gan names. Confirmations of resulting exact dates for
all of Shang include these: (1) Two traditional errors are
explained, (a) the impossibly long 75 years for Tai Wu; and (b
) the misdating of Yong Ji before Tai Wu rather than after him.
Also (2) Shang bone inscriptions show that Wu Yi did die (as in
the Annals) during a hunt "in the He-Wei area" in his
35th year, the correct date being 1109 BCE.
- Analysis of middle and late Western Zhou bronze
inscriptions together with Annals reign lengths yields
exact dates for Zhou kings from Mu Wang through You Wang.
Summary, Appendices
- Dukes of Lu: Xian Gong's reign should be 23 years

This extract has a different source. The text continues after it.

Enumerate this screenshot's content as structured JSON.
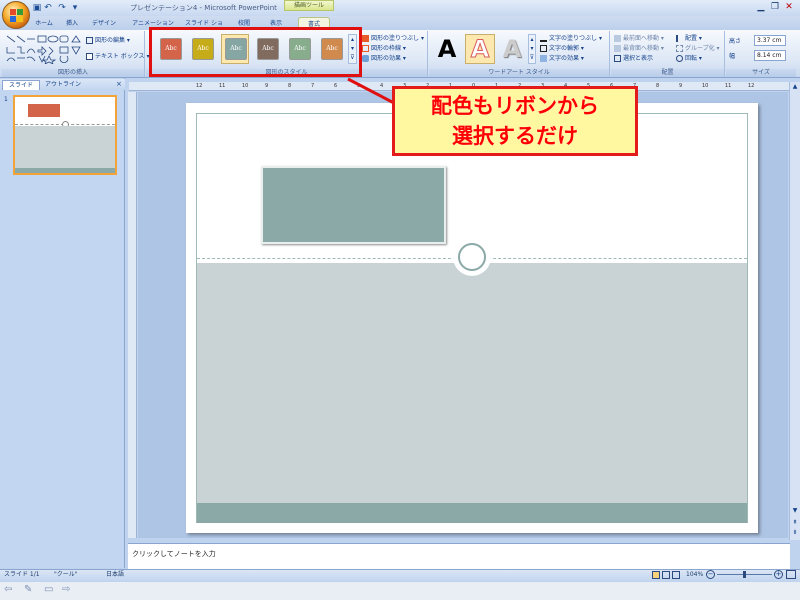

rather than the 32 years in the Shiji; and Li Gong's succession
date was the "first year" of Gong Wang, but was Gong Wang's
accession date (915) rather than his succession date (917);
also, the reign of the first duke Ho Qin was incorrectly
lengthened 3 years in the Annals as an indirect
consequence of the moving of "Shaughnessy's slip."
- The Late Shang ritual cycle: 70 or more
inscriptions for the eastern campaign of Di Xin must be dated
to 1077-1076, the campaign beginning on 29 September 1077, with
the annual zai sacrifice to Shang Jia. From this
starting point for analysis, the first days of sacrifice years
from 1120 through 1041 are calculated, confirming dates for the
Wu Yi, Wenwu Ding and Di Yi reigns.
- Pre-Zhou chronicle: Successive revisions from ca.
427 to 300 are explained, showing that dates in the
Annals back to Huang Di are systematically related to
Xia and post- Xia dates. (Therefore the original text must have
begun with Huang Di. )
- Conquest dates other than the correct date 1040
explained and refuted: notably, the "13th year" theory of Liu
Xin and many later scholars; and the incorrect but widely
accepted date 1027, thought to be required by a' quotation from
the Annals by Pei Yin.
- Chronology, Huang Di through Western Zhou:
tabular summaries.
- Dated Western Zhou bronze inscriptions and lunar
quarters theory: Absolute dates are computed for 56 bronzes
that have full internal dates, using the four quarters (yue
xiang) theory. The system is demonstrated by a tabular
presentation of a day-by-day analysis of the Zhou conquest
campaign in the first half of 1040 BCE.
- The slip text of the Bamboo Annals: Legge
and other later scholars have argued that the Annals
text and dates were reworked after the discovery of the book
ca. 280 CE, so that the Annals dates are worthless for
recovering ancient chronology. These objections are analyzed
and refuted.
- The Wei revision and the "modern text": Errors
and lacunae in the Wei (4th century) part of the chronicle are
here examined, showing that the "modern text" probably derives
from a copy of the work that was being done by the Jin court
scholars before it was finished; and that the creators of the
original text ca. 318-299 altered the dating of the reign of
Huicheng Wang (as king) for political reasons, making it
335-319 rather than 334-319
BCE.